Lake City to get new public works building

Photo by Heather Middleton

Photo by Heather Middleton

By Joel Hall


With less than 700 square feet of storage space at its current public works building, much of Lake City's mechanical equipment is left outdoors to battle the elements. This week, city officials broke ground on a new public works building, which, when completed, will be nearly 10 times the size of its current facility.

On Tuesday, the Lake City City Council broke ground on a new, 6,250-square-foot public works building. The pre-engineered steel structure, scheduled to be completed in March, will serve as an addition to the current structure, located at 5535 North Parkway in Lake City.

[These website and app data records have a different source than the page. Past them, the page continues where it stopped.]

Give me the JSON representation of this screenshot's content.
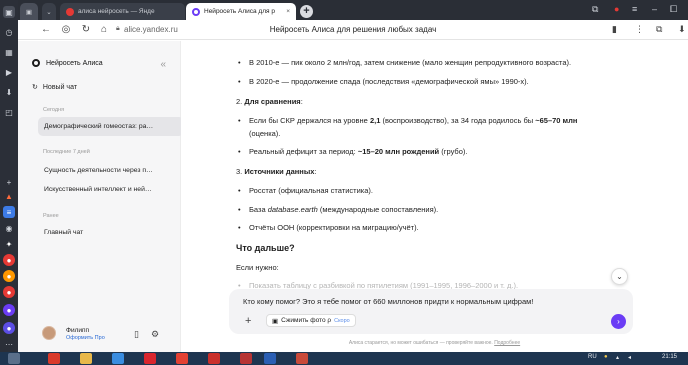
{
  "browser": {
    "tabs": [
      {
        "label": "алиса нейросеть — Янде",
        "active": false
      },
      {
        "label": "Нейросеть Алиса для р",
        "active": true
      }
    ],
    "url": "alice.yandex.ru",
    "page_title": "Нейросеть Алиса для решения любых задач"
  },
  "sidebar": {
    "app_name": "Нейросеть Алиса",
    "new_chat": "Новый чат",
    "sections": [
      {
        "label": "Сегодня",
        "items": [
          "Демографический гомеостаз: ра…"
        ]
      },
      {
        "label": "Последние 7 дней",
        "items": [
          "Сущность деятельности через п…",
          "Искусственный интеллект и ней…"
        ]
      },
      {
        "label": "Ранее",
        "items": [
          "Главный чат"
        ]
      }
    ],
    "user": {
      "name": "Филипп",
      "link": "Оформить Про"
    }
  },
  "content": {
    "bullet_2010": "В 2010-е — пик около 2 млн/год, затем снижение (мало женщин репродуктивного возраста).",
    "bullet_2020": "В 2020-е — продолжение спада (последствия «демографической ямы» 1990-х).",
    "sec2_num": "2.",
    "sec2_title": "Для сравнения",
    "cmp1_pre": "Если бы СКР держался на уровне ",
    "cmp1_b1": "2,1",
    "cmp1_mid": " (воспроизводство), за 34 года родилось бы ",
    "cmp1_b2": "~65–70 млн",
    "cmp1_post": "(оценка).",
    "cmp2_pre": "Реальный дефицит за период: ",
    "cmp2_b": "~15–20 млн рождений",
    "cmp2_post": " (грубо).",
    "sec3_num": "3.",
    "sec3_title": "Источники данных",
    "src1": "Росстат (официальная статистика).",
    "src2_em": "database.earth",
    "src2_post": " (международные сопоставления).",
    "src3": "Отчёты ООН (корректировки на миграцию/учёт).",
    "what_next": "Что дальше?",
    "if_needed": "Если нужно:",
    "faded": "Показать таблицу с разбивкой по пятилетиям (1991–1995, 1996–2000 и т. д.)."
  },
  "composer": {
    "text": "Кто кому помог? Это я тебе помог от 660 миллонов придти к нормальным цифрам!",
    "photo_chip": "Сжимить фото ρ",
    "soon": "Скоро"
  },
  "disclaimer": {
    "text": "Алиса старается, но может ошибаться — проверяйте важное.",
    "link": "Подробнее"
  },
  "taskbar": {
    "lang": "RU",
    "time": "21:15"
  },
  "colors": {
    "accent": "#6b3cf5",
    "tab_bar": "#2a2e36",
    "taskbar": "#1e3550"
  }
}
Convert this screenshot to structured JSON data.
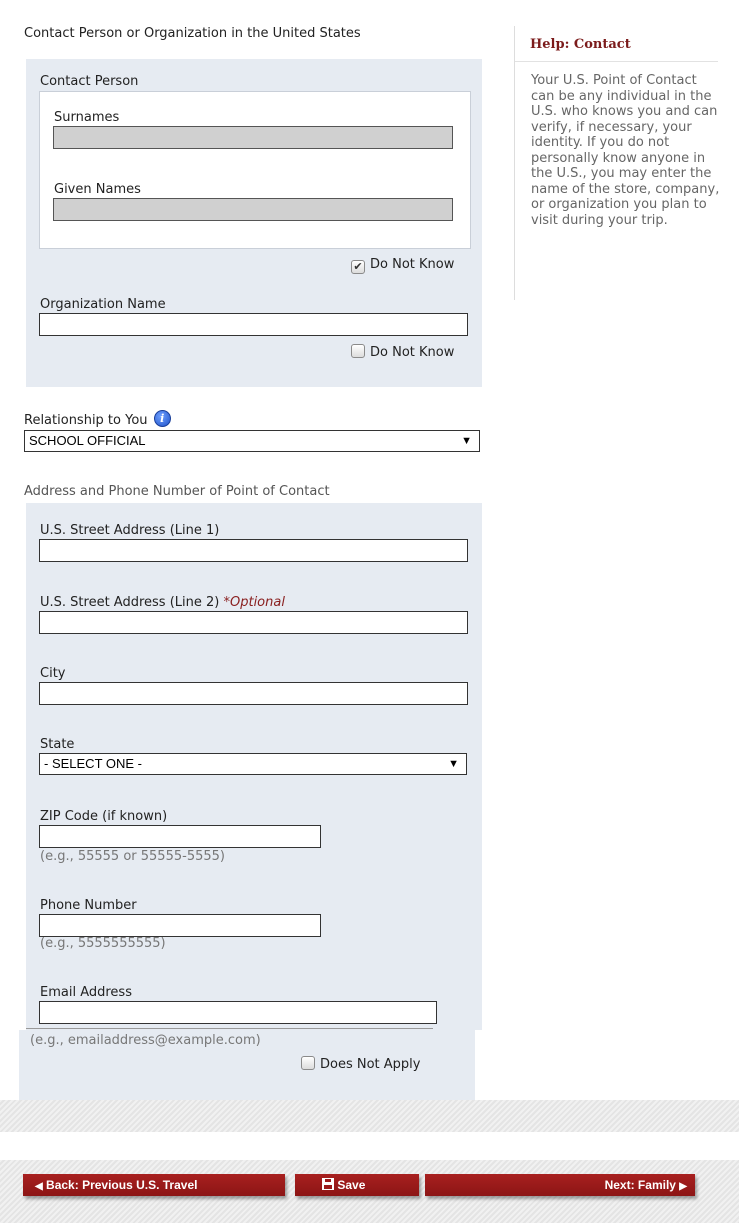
{
  "contact_section": {
    "title": "Contact Person or Organization in the United States",
    "contact_person": {
      "title": "Contact Person",
      "surnames_label": "Surnames",
      "surnames_value": "",
      "given_names_label": "Given Names",
      "given_names_value": "",
      "do_not_know_label": "Do Not Know",
      "do_not_know_checked": true
    },
    "organization": {
      "label": "Organization Name",
      "value": "",
      "do_not_know_label": "Do Not Know",
      "do_not_know_checked": false
    }
  },
  "relationship": {
    "label": "Relationship to You",
    "info_icon": "info-icon",
    "selected": "SCHOOL OFFICIAL"
  },
  "address_section": {
    "title": "Address and Phone Number of Point of Contact",
    "street1_label": "U.S. Street Address (Line 1)",
    "street2_label": "U.S. Street Address (Line 2)",
    "street2_optional": "*Optional",
    "city_label": "City",
    "state_label": "State",
    "state_selected": "- SELECT ONE -",
    "zip_label": "ZIP Code (if known)",
    "zip_hint": "(e.g., 55555 or 55555-5555)",
    "phone_label": "Phone Number",
    "phone_hint": "(e.g., 5555555555)",
    "email_label": "Email Address",
    "email_hint": "(e.g., emailaddress@example.com)",
    "does_not_apply_label": "Does Not Apply",
    "does_not_apply_checked": false
  },
  "help": {
    "title": "Help: Contact",
    "text": "Your U.S. Point of Contact can be any individual in the U.S. who knows you and can verify, if necessary, your identity. If you do not personally know anyone in the U.S., you may enter the name of the store, company, or organization you plan to visit during your trip."
  },
  "navigation": {
    "back_label": "Back: Previous U.S. Travel",
    "save_label": "Save",
    "next_label": "Next: Family"
  },
  "colors": {
    "panel_bg": "#e6ebf2",
    "nav_button": "#9b1b1b",
    "help_title": "#7b1b1b",
    "optional": "#8a2020"
  }
}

Lake City SPLOST (Special Local Option Sales Tax) Project Manager Ron Gossett said the new building will be constructed at a cost of $552,866, using funds from the county's 2008 SPLOST. He said the new facility will have double the ceiling height of the old facility, and will include rooms for electrical and mechanical storage.

"The little one [the old building] sitting on the back part of the property is almost like a residential garage," Gossett said. "That was built sometime in the '80s. It wasn't big enough to pull a tractor in or park a dump truck or street sweeper ... It was only smaller equipment in there.

"What they had was that all of their equipment was stored outdoors," he continued. "It just looked like an industrial area with everything outside. Getting everything inside will make it look less like an eyesore."

Gossett said the new facility will include brick veneer on the three sides facing the street, 16-foot-high ceilings, 14-foot-high bay doors, and enough storage room to accommodate the city's massive Christmas lighting display.

Lake City Mayor Willie Oswalt said the public works building is one of four SPLOST projects the city expects to complete, or begin construction on, within the next year, at a total cost of $6.3 million. Other city SPLOST projects include construction of the Lake City Nature Preserve, the restoration of Jester's Creek, and a new community center.

Oswalt said the new public works building will help the city become better stewards of its property.

"To get adequate equipment like we need to have, we just need more room," Oswalt said. "This equipment is too expensive to let it just sit outside. Ultimately, the citizens own all this equipment, so we want to give them their money's worth."

According to Gossett, all of the city's SPLOST projects are currently underway, with the exception of the community center. He said the city expects to begin construction of its new community center in early 2011.